What is Water clarity?

Water clarity refers to the ability of light to travel through water and has two important aspects: light penetration and visual clarity.

 Light penetration is important as it controls the amount of light in the water needed for aquatic plants to grow. Visual clarity indicates how much suspended sediment (soil) is in the water.

Suspended Sediment

As erosion occurs, tiny particles of clay, silt or small organic particles are washed into waterways. These tiny particles can be supported in the water current and are termed suspended sediment. The faster the water is moving the larger the amount and size of suspended sediment particles it can carry. Soil type in the catchment can affect the amount of suspended sediment.

For example, streams in catchments with clay soils are likely to have naturally poorer water clarity than streams in sandy catchments. In slow-flowing lowland streams where sediment can be very fine, water clarity can be poor for long periods. This is due to the slow rate of flushing and the fact that very fine particles are held in suspension almost indefinitely.

Why is poor water clarity a problem?

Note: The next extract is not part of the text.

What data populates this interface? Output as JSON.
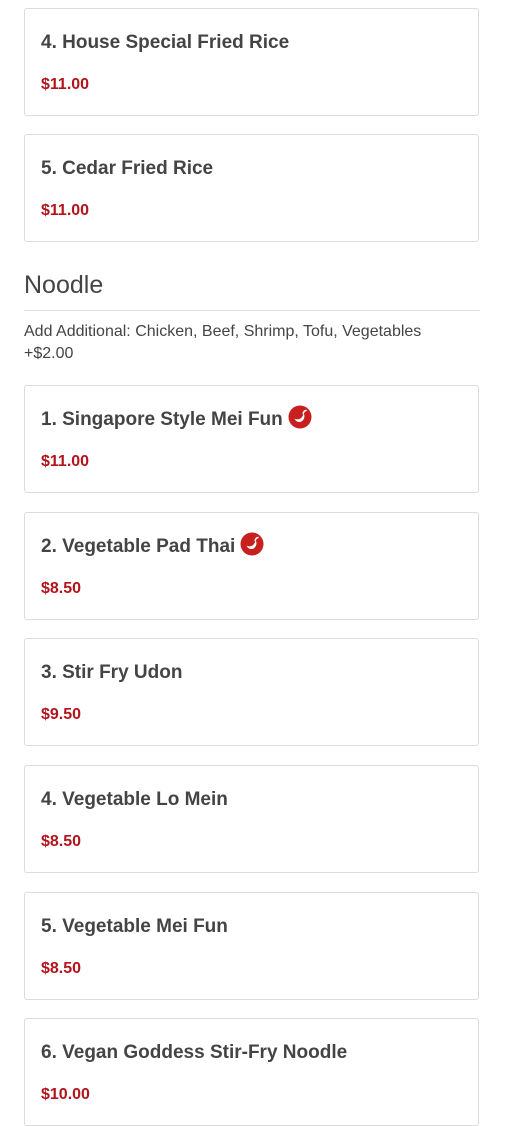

Poor water clarity can have many adverse effects on stream and lake ecosystems. For example, murky water can make the water unsuitable for drinking by stock and make areas unsafe for swimming. High sediment can also harm aquatic life by clogging their gills which reduces their ability to take up oxygen. As fine particles settle in slower-moving downstream areas, the spaces between rocks and gravel are filled making the bottom habitat unsuitable for fish and other aquatic species.  Poor water clarity will also affect the amount of light reaching the river bottom, potentially limiting plant growth.

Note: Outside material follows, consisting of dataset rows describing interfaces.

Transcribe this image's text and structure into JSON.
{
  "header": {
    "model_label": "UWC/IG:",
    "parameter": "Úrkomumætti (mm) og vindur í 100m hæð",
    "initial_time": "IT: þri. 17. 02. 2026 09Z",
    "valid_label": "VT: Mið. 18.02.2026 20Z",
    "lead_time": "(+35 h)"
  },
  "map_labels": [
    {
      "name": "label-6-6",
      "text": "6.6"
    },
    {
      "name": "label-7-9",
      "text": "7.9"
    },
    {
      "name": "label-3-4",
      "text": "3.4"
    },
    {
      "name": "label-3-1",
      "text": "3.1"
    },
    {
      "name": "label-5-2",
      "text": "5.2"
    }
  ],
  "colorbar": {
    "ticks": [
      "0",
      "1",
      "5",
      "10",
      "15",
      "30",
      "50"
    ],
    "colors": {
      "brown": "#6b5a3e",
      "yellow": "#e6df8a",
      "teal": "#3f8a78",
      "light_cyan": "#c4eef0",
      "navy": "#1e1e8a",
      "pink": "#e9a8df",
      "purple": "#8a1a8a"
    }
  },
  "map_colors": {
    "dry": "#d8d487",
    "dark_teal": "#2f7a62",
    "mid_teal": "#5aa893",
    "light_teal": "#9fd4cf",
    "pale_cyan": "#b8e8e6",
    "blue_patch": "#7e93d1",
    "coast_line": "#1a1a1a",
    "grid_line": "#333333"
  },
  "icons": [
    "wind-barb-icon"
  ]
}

How is water clarity tested?

Water clarity can be assessed either by using a Black Disc, clarity tube or by measuring turbidity.

Black Disc

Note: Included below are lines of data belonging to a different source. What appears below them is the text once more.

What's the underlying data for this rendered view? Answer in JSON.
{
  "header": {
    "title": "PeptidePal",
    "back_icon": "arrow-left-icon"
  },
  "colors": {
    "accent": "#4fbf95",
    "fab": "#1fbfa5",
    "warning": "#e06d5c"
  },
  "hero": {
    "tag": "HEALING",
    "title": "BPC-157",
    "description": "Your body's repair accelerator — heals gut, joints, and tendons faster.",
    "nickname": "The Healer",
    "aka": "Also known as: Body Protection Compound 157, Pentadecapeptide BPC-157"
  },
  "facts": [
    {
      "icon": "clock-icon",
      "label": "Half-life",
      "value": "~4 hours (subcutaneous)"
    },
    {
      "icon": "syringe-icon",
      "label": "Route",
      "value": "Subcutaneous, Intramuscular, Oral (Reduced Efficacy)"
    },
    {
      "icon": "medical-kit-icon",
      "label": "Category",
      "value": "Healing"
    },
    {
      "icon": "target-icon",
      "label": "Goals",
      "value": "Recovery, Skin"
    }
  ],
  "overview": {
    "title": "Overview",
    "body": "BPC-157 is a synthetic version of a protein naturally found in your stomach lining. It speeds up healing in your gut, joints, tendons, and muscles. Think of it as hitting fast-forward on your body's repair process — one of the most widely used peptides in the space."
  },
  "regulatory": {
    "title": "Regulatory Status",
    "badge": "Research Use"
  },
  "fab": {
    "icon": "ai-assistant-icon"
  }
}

How far away (in metres) can a black target (black disc) be seen horizontally through the water. The further away the disc can be seen, the clearer the water.  National guidelines recommend Black Disk as the preferred sampling methodology for water clarity assessment.

Clarity Tube

A 1-metre-long, 50-mm-diameter clear acrylic tube used to visually assess water clarity. The tube has a matte black target attached to a magnetic slider which is moved through the tube away from the eye until it cannot be seen anymore. The clearer the water, the further away (in metres) the target can be seen. The clarity tube is effective for relatively turbid water with a clarity less than 1 m.  However, limitations in tube length make this method inappropriate for measuring clarity in clear waters.

Turbidity

Turbidity is an index of cloudiness of water and measures how light is scattered by fine particles in waterways.  Turbidity is an alternative measurement for suspended sediment and/or visual clarity and is measured in nephelometric turbidity units (NTU). Compared to black disk measurements, turbidity can be measured continuously, for example through the night.

Important to know

Water clarity is “correlated” with flow. As flow increases it leads to more and larger suspended sediment particles, resulting in clarity decreasing.  Due to the close relationship between clarity and flow, analyses of long-term trends are ideally done using flow adjusted data. 

Where do I find more information?

ANZECC & ARMCANZ (2000). Australian and New Zealand guidelines for fresh and marine water quality. Australian and New Zealand Environment and Conservation Council and Agriculture and Resource Management Council of Australia and New Zealand. 

http://www.mfe.govt.nz/publications/fresh-water/anzecc-2000-guidelines

Davies-Colley, R. 1988. Measuring water clarity with a black disk. Limnology and Oceanography 33: 616-623.

Ballantine DJ, Davies-Colley RJ 2009. Water quality trends at National River Water Quality Network sites for 1989-2007. Prepared for Prepared for Ministry of the Environment. National Institute of Water & Atmospheric Research. Client Report HAM2009-026. 21 p.

Davies-Colley, R.  2000. “Trigger” values for New Zealand rivers. Prepared for the Ministry for the Environment. NIWA Client Report: MfE002/22 May 2000.

Smith DG, McBride GB, Bryers GG, Wisse J, Mink DFJ 1996. Trends in New Zealand's National River Water Quality Network. New Zealand Journal of Marine and Freshwater Research 30 (4): 485-500.